Recommended age group: 11–12
Time required: one 45–60 minute session
Equipment: Let's Celebrate activity sheets player for film (optional).


Building team spirit, fun and team work is linked to the Olympic Value of friendship, which is widely demonstrated though sport. This lesson will introduce the Value of friendship through a competitive sporting context. Young people will understand how they can be a friend to others in a sporting context and how to show sportsmanship, fair play and respect during a competitive activity. This practical lesson can be taught through any competitive sporting activity where teams are playing against each other. Young people will create their own team chant, goal celebration and post-match routine.

Part 1

  1. Share your story – divide young people into equal teams and get them to tell each other about when they won a race or a game, how it made them feel and what they did afterwards. Then get them to tell each other about when they lost a race or a game, how it made them feel and what they did afterwards.
  2. Initiate a whole-class discussion based around the following question: young people can share their experiences with each other.
  3. How can you be a good friend in a sporting environment? For example, have you ever stopped in a race to help someone who is injured? Have you congratulated a team mate for scoring a goal? Have you consoled a friend for losing?

Task 1: Explain to the class what a team chant is. It is various movements and verse which can represent the spirit of their team e.g. the Haka in rugby.

Watch a video of the Haka with the class at the start of the lesson, you can find out more about the tradition on the New Zealand tourism website

Part 2

In teams, young people can create their own team chant along with movements. Set criteria for a team chant: five actions and one sentence. They can rehearse these until they get really good. They will then perform this at the start of every game they play.

Task 2: As a class have a go/think about ways to congratulate/support the losing team. As a group vote for a favourite – this is the routine to be completed at the end of the games.

Task 3: Choose a sporting activity whereby two teams compete against each other. Set teams off to play their games and encourage them to perform their team chant at the start of every game and the class's post-match routine at the end. Teams can rotate around and play different opponents and observe all the different team celebrations and acts of sportsmanship that have been displayed throughout the lesson.

  • During the set-up of the activity, challenge a few young people to show unsporting behaviours (e.g. shout at the referee, go off the court because you didn't get passed to). Pause the game at various points to discuss these actions - do they affect how you feel about playing? Are these friendly actions?
  • If there is an uneven number of teams, the team who are not playing could be tasked with writing down the names of individuals who have shown good sportsmanship and potentially those who have shown poor sportsmanship.
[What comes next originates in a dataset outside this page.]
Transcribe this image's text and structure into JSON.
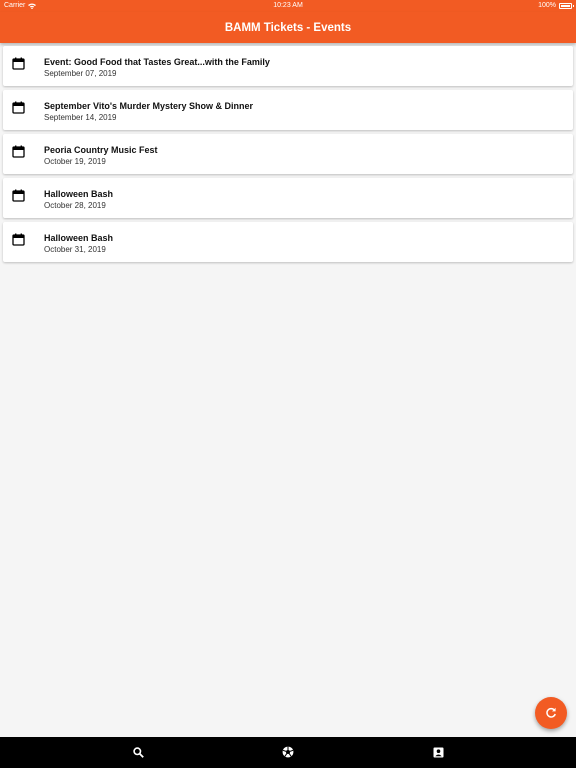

Alternatively they could write down the good/poor sporting behaviours that they have seen.

Lesson summary

To finish the lesson, get teams to discuss sportsmanship and in particular why friendship is important in sport. Choose an individual or team that has displayed particular supportive behaviour to each other, or other teams, and award them the Achievement badge/sticker for friendship. Explain why you are giving it to them and encourage the class to show support and clap.


  • Find out more about the tradition of the Haka on the New Zealand tourism website.
  • Research what other sporting team traditions there are around the world – such as cheerleaders, team songs or exchanging jerseys – and discuss what these signify to those who take part.